By Joan Lowy, Associated Press Writer
WASHINGTON (AP) — The Obama administration took aim at tarmac horror stories, ordering airlines to let passengers stuck in stranded airplanes to disembark after three hours.
With its new regulations, the Transportation Department sent an unequivocal message on the eve of the busy holiday travel season: Don't hold travelers hostage to delayed flights.
Under the new regulations, airlines operating domestic flights will be able only to keep passengers on board for three hours before they must be allowed to disembark a delayed flight. The regulation provides exceptions only for safety or security or if air traffic control advises the pilot in command that returning to the terminal would disrupt airport operations.
U.S. carriers operating international flights departing from or arriving in the United States must specify, in advance, their own time limits for deplaning passengers.
Airlines will be required to provide food and water for passengers within two hours of a plane being delayed on a tarmac, and to maintain operable lavatories. They must also provide passengers with medical attention when necessary.
From January to June this year, 613 planes were delayed on tarmacs for more than three hours, their passengers kept on board.

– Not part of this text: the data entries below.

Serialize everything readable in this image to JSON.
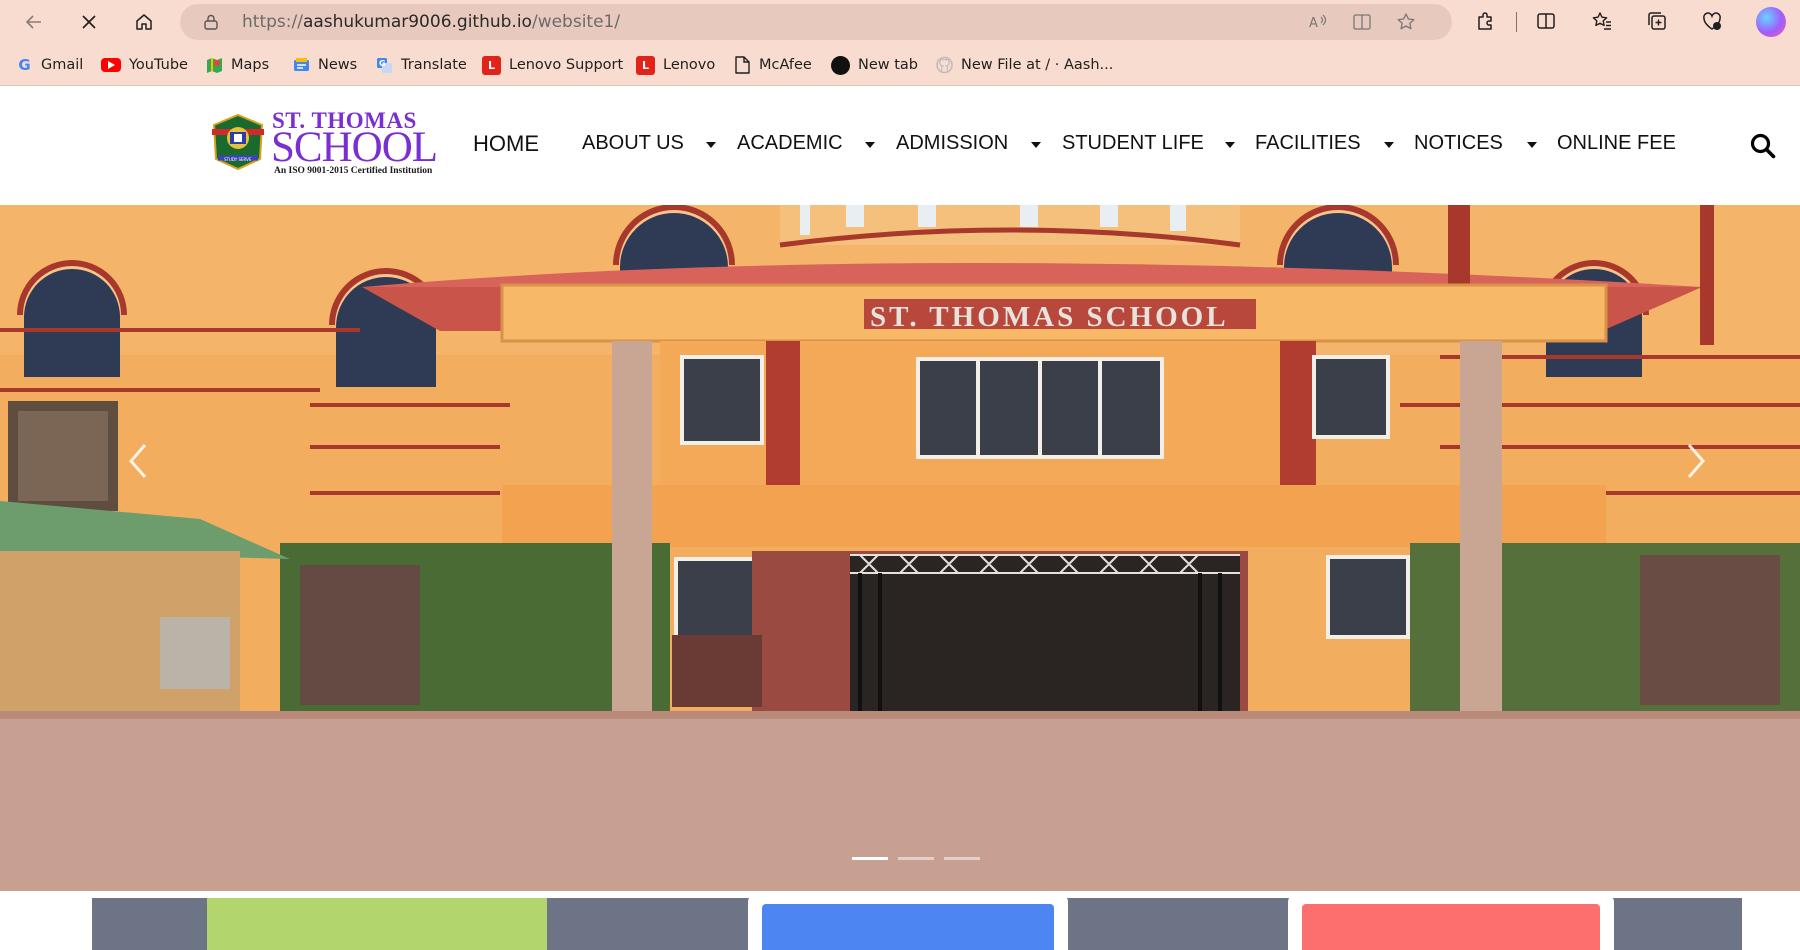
{
  "browser": {
    "url_prefix": "https://",
    "url_host": "aashukumar9006.github.io",
    "url_path": "/website1/",
    "icons": [
      "back-icon",
      "stop-icon",
      "home-icon",
      "lock-icon",
      "read-aloud-icon",
      "immersive-reader-icon",
      "favorite-star-icon",
      "extensions-icon",
      "split-screen-icon",
      "favorites-icon",
      "collections-icon",
      "browser-essentials-icon",
      "profile-avatar"
    ]
  },
  "bookmarks": [
    {
      "label": "Gmail",
      "icon": "google-icon"
    },
    {
      "label": "YouTube",
      "icon": "youtube-icon"
    },
    {
      "label": "Maps",
      "icon": "maps-icon"
    },
    {
      "label": "News",
      "icon": "news-icon"
    },
    {
      "label": "Translate",
      "icon": "translate-icon"
    },
    {
      "label": "Lenovo Support",
      "icon": "lenovo-icon"
    },
    {
      "label": "Lenovo",
      "icon": "lenovo-icon"
    },
    {
      "label": "McAfee",
      "icon": "page-icon"
    },
    {
      "label": "New tab",
      "icon": "circle-icon"
    },
    {
      "label": "New File at / · Aash...",
      "icon": "github-icon"
    }
  ],
  "site": {
    "logo": {
      "line1": "ST. THOMAS",
      "line2": "SCHOOL",
      "line3": "An ISO 9001-2015 Certified Institution"
    },
    "nav": [
      {
        "label": "HOME",
        "dropdown": false
      },
      {
        "label": "ABOUT US",
        "dropdown": true
      },
      {
        "label": "ACADEMIC",
        "dropdown": true
      },
      {
        "label": "ADMISSION",
        "dropdown": true
      },
      {
        "label": "STUDENT LIFE",
        "dropdown": true
      },
      {
        "label": "FACILITIES",
        "dropdown": true
      },
      {
        "label": "NOTICES",
        "dropdown": true
      },
      {
        "label": "ONLINE FEE",
        "dropdown": false
      }
    ],
    "hero": {
      "building_sign": "ST. THOMAS SCHOOL",
      "slide_count": 3,
      "active_slide": 1
    }
  },
  "colors": {
    "chrome_bg": "#f9dcd0",
    "logo_purple": "#7a2fd0",
    "card_green": "#b3d56d",
    "card_blue": "#4d85f3",
    "card_red": "#fd6e6e",
    "strip_gray": "#6d7486"
  }
}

Airlines will also be prohibited from scheduling chronically delayed flights. Carriers who fail to comply could face government enforcement action for using unfair or deceptive trade practices.
The new regulations, which were published Monday in the Federal Register, go into effect in 120 days.

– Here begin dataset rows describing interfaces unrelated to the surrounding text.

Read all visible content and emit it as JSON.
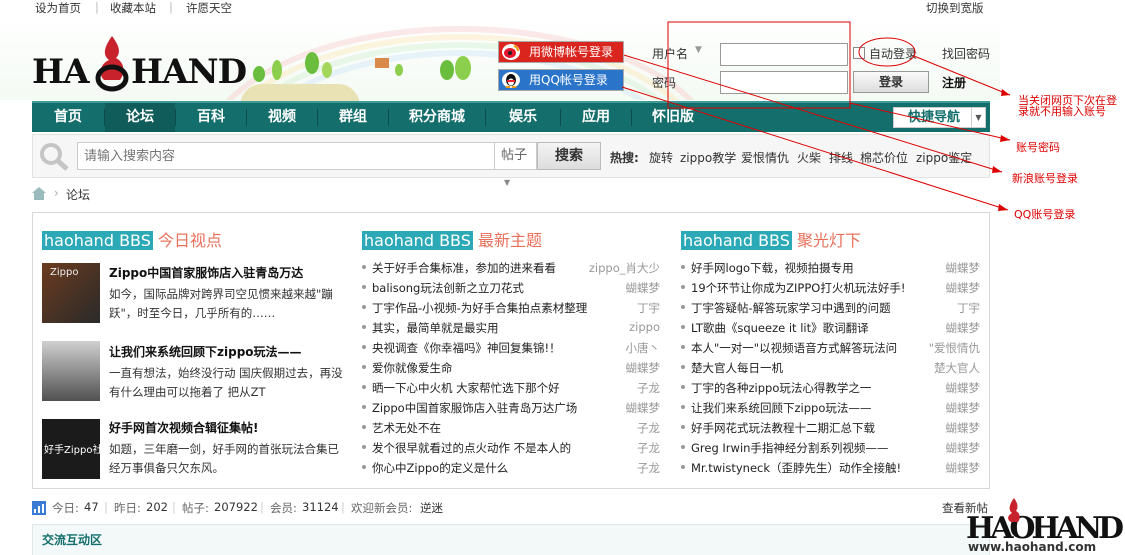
{
  "topbar": {
    "set_home": "设为首页",
    "favorite": "收藏本站",
    "wish_wall": "许愿天空",
    "wide_version": "切换到宽版"
  },
  "header": {
    "logo_text_left": "HA",
    "logo_text_right": "HAND"
  },
  "login": {
    "weibo_button": "用微博帐号登录",
    "qq_button": "用QQ帐号登录",
    "username_label": "用户名",
    "username_value": "",
    "password_label": "密码",
    "password_value": "",
    "auto_login": "自动登录",
    "forgot_password": "找回密码",
    "login_button": "登录",
    "register": "注册"
  },
  "nav": {
    "items": [
      "首页",
      "论坛",
      "百科",
      "视频",
      "群组",
      "积分商城",
      "娱乐",
      "应用",
      "怀旧版"
    ],
    "active_index": 1,
    "quick_nav": "快捷导航"
  },
  "search": {
    "placeholder": "请输入搜索内容",
    "scope": "帖子",
    "button": "搜索",
    "hot_label": "热搜:",
    "hot_terms": [
      "旋转",
      "zippo教学",
      "爱恨情仇",
      "火柴",
      "排线",
      "棉芯价位",
      "zippo鉴定"
    ]
  },
  "breadcrumb": {
    "current": "论坛"
  },
  "columns": {
    "bbs_tag": "haohand BBS",
    "today": {
      "title": "今日视点",
      "features": [
        {
          "title": "Zippo中国首家服饰店入驻青岛万达",
          "desc": "如今，国际品牌对跨界司空见惯来越来越\"蹦跃\"，时至今日，几乎所有的……",
          "thumb_text": "Zippo"
        },
        {
          "title": "让我们来系统回顾下zippo玩法——",
          "desc": "一直有想法，始终没行动 国庆假期过去，再没有什么理由可以拖着了 把从ZT",
          "thumb_text": ""
        },
        {
          "title": "好手网首次视频合辑征集帖!",
          "desc": "如题，三年磨一剑，好手网的首张玩法合集已经万事俱备只欠东风。",
          "thumb_text": "好手Zippo社区"
        }
      ]
    },
    "newest": {
      "title": "最新主题",
      "items": [
        {
          "t": "关于好手合集标准，参加的进来看看",
          "a": "zippo_肖大少"
        },
        {
          "t": "balisong玩法创新之立刀花式",
          "a": "蝴蝶梦"
        },
        {
          "t": "丁宇作品-小视频-为好手合集拍点素材整理",
          "a": "丁宇"
        },
        {
          "t": "其实，最简单就是最实用",
          "a": "zippo"
        },
        {
          "t": "央视调查《你幸福吗》神回复集锦!！",
          "a": "小唐丶"
        },
        {
          "t": "爱你就像爱生命",
          "a": "蝴蝶梦"
        },
        {
          "t": "晒一下心中火机 大家帮忙选下那个好",
          "a": "子龙"
        },
        {
          "t": "Zippo中国首家服饰店入驻青岛万达广场",
          "a": "蝴蝶梦"
        },
        {
          "t": "艺术无处不在",
          "a": "子龙"
        },
        {
          "t": "发个很早就看过的点火动作 不是本人的",
          "a": "子龙"
        },
        {
          "t": "你心中Zippo的定义是什么",
          "a": "子龙"
        }
      ]
    },
    "spotlight": {
      "title": "聚光灯下",
      "items": [
        {
          "t": "好手网logo下载，视频拍摄专用",
          "a": "蝴蝶梦"
        },
        {
          "t": "19个环节让你成为ZIPPO打火机玩法好手!",
          "a": "蝴蝶梦"
        },
        {
          "t": "丁宇答疑帖-解答玩家学习中遇到的问题",
          "a": "丁宇"
        },
        {
          "t": "LT歌曲《squeeze it lit》歌词翻译",
          "a": "蝴蝶梦"
        },
        {
          "t": "本人\"一对一\"以视频语音方式解答玩法问",
          "a": "\"爱恨情仇"
        },
        {
          "t": "楚大官人每日一机",
          "a": "楚大官人"
        },
        {
          "t": "丁宇的各种zippo玩法心得教学之一",
          "a": "蝴蝶梦"
        },
        {
          "t": "让我们来系统回顾下zippo玩法——",
          "a": "蝴蝶梦"
        },
        {
          "t": "好手网花式玩法教程十二期汇总下载",
          "a": "蝴蝶梦"
        },
        {
          "t": "Greg Irwin手指神经分割系列视频——",
          "a": "蝴蝶梦"
        },
        {
          "t": "Mr.twistyneck（歪脖先生）动作全接触!",
          "a": "蝴蝶梦"
        }
      ]
    }
  },
  "stats": {
    "today_label": "今日:",
    "today": "47",
    "yesterday_label": "昨日:",
    "yesterday": "202",
    "posts_label": "帖子:",
    "posts": "207922",
    "members_label": "会员:",
    "members": "31124",
    "welcome_label": "欢迎新会员:",
    "new_member": "逆迷",
    "view_new_posts": "查看新帖"
  },
  "section": {
    "title": "交流互动区"
  },
  "annotations": {
    "auto_login_note": "当关闭网页下次在登录就不用输入账号",
    "password_note": "账号密码",
    "weibo_note": "新浪账号登录",
    "qq_note": "QQ账号登录"
  },
  "watermark": {
    "logo": "HAOHAND",
    "url": "www.haohand.com"
  },
  "colors": {
    "nav": "#146f6c",
    "bbs_tag": "#2ba9b7",
    "section_title": "#e8705a",
    "annotation": "#dd0000"
  }
}
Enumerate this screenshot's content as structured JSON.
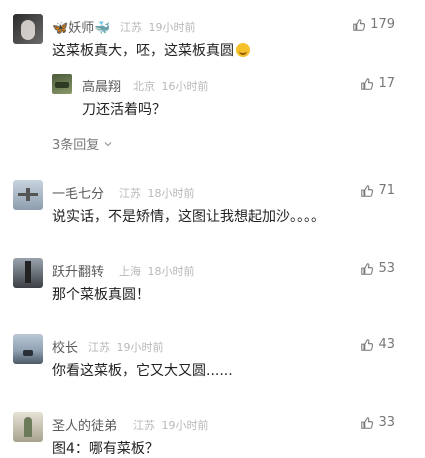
{
  "comments": [
    {
      "name": "妖师",
      "name_prefix": "🦋",
      "name_suffix": "🐳",
      "location": "江苏",
      "time": "19小时前",
      "text": "这菜板真大，呸，这菜板真圆",
      "likes": "179",
      "reply": {
        "name": "高晨翔",
        "location": "北京",
        "time": "16小时前",
        "text": "刀还活着吗？",
        "likes": "17"
      },
      "more_replies": "3条回复"
    },
    {
      "name": "一毛七分",
      "location": "江苏",
      "time": "18小时前",
      "text": "说实话，不是矫情，这图让我想起加沙。。。。",
      "likes": "71"
    },
    {
      "name": "跃升翻转",
      "location": "上海",
      "time": "18小时前",
      "text": "那个菜板真圆！",
      "likes": "53"
    },
    {
      "name": "校长",
      "location": "江苏",
      "time": "19小时前",
      "text": "你看这菜板，它又大又圆......",
      "likes": "43"
    },
    {
      "name": "圣人的徒弟",
      "location": "江苏",
      "time": "19小时前",
      "text": "图4：哪有菜板？",
      "likes": "33"
    }
  ],
  "icons": {
    "like": "thumbs-up-icon",
    "expand": "chevron-down-icon"
  }
}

"Airline passengers have rights, and these new rules will require airlines to live up to their obligation to treat their customers fairly," Transportation Secretary Ray LaHood said in a statement.

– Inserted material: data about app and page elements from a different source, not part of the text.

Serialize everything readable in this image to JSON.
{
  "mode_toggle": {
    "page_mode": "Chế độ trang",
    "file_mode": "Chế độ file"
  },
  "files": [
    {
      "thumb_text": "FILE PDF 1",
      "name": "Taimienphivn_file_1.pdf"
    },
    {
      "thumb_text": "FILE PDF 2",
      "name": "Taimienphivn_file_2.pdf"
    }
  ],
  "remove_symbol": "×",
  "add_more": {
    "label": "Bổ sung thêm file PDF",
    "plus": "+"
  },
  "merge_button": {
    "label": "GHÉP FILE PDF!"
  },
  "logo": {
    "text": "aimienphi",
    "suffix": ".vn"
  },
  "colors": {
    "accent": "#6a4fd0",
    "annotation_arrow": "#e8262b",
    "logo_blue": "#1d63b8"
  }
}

Airlines have strongly opposed a hard time limit on tarmac strandings. They say forcing planes to return to gates so that passengers can get off could cause more problems than it cures. They predict more flights will be canceled, further delaying passengers from reaching their destinations.